justice, and racial equality. From student strikes at places like San
Francisco State to Black Lives Matter protests in cities across America.
Harry Belafonte ¡Presente!
As remembered by Federation of Southern Cooperatives/Land Assistance
April 26, 2023
Belafonte was a fervent supporter of the Federation of Southern
Cooperatives/Land Assistance Fund (the Federation), and its many programs
throughout the Southern Region. In 2003, the Federation marked Belafontes
contributions by awarding him our highest honor, the Estelle Witherspoon Award
at the Annual Awards Banquet in Birmingham, Alabama. The award is named after
Estelle Witherspoon, the woman who led efforts to unite the Gees Bend quilters
into the nationally famous Quilting Bee Co-op in Alberta, Alabama.
Belafonte was active in the civil rights movement and a close friend of civil
rights icon, Dr. Martin Luther King, Jr. In 1969, Belafonte wrote a
fundraising letter urging people to donate towards the purchase of land for
the Freedom Farm Cooperative. In his letter, Belafonte wrote that Freedom Farm
was an "example of initiative, racial co-operation, and political militancy
worthy of the support of all decent Americans."
Due to these fundraising efforts, enough money was raised to buy over 700
He continued to support and work with the Federation on present-day civil
rights issues. During his talk at the Mondavi Center at UC Davis on January
17, 2013, Belafonte spoke of his efforts to bring the gangs of Los Angeles
together to find ways to communicate. "I paid everyones way to Epes, Alabama,

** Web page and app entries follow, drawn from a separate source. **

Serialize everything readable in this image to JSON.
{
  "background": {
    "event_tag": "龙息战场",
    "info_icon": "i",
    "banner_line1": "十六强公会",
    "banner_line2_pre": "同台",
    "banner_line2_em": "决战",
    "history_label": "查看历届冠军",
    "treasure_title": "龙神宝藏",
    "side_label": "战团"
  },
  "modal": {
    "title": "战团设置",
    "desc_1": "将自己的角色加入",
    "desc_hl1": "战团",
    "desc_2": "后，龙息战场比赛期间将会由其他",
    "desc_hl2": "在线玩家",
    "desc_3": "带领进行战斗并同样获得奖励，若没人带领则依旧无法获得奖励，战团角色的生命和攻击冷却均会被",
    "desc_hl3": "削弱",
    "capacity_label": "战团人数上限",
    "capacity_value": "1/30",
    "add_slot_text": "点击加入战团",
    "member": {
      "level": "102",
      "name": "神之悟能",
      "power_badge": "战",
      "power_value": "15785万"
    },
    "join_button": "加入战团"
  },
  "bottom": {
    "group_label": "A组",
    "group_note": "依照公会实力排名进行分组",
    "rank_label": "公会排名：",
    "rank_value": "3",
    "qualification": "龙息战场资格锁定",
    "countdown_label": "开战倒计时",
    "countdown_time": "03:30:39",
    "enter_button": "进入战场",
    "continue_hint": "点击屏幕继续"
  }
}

a backcountry settlement of former sharecroppers one hundred miles away from
the nearest distractions. It now served as a base for the Federation of
Southern Cooperatives, dedicated to helping black farmers keep their land."
The late Ralph Paige, 2nd FSC/LAF Executive Director, worked very closely with
Belafonte during the Civil Rights era of the 1960s. Paige recounted: "We could
not buy the support that Harry has given the Federation over the years.
Without his (Belafontes) backing, the Federation could not have achieved so
many things. I still call him a lot and in all those years he has never turned
Belafonte supported the Federation and co-operatives because he understood
that co-operatives focus on the daily task of building community and social
networks. Co-operatives get poor people to work together yet co-operatives
take time. Belafonte often funded and participated in Federation events that
were gatherings of all races to look for ways to work together in the rural
South. Belafonte has stuck with the Federation through thick and thin.
[The Federation of Southern Cooperatives/Land Assistance Fund is a 56-year-old
cooperative association of Black farmers, landowners, and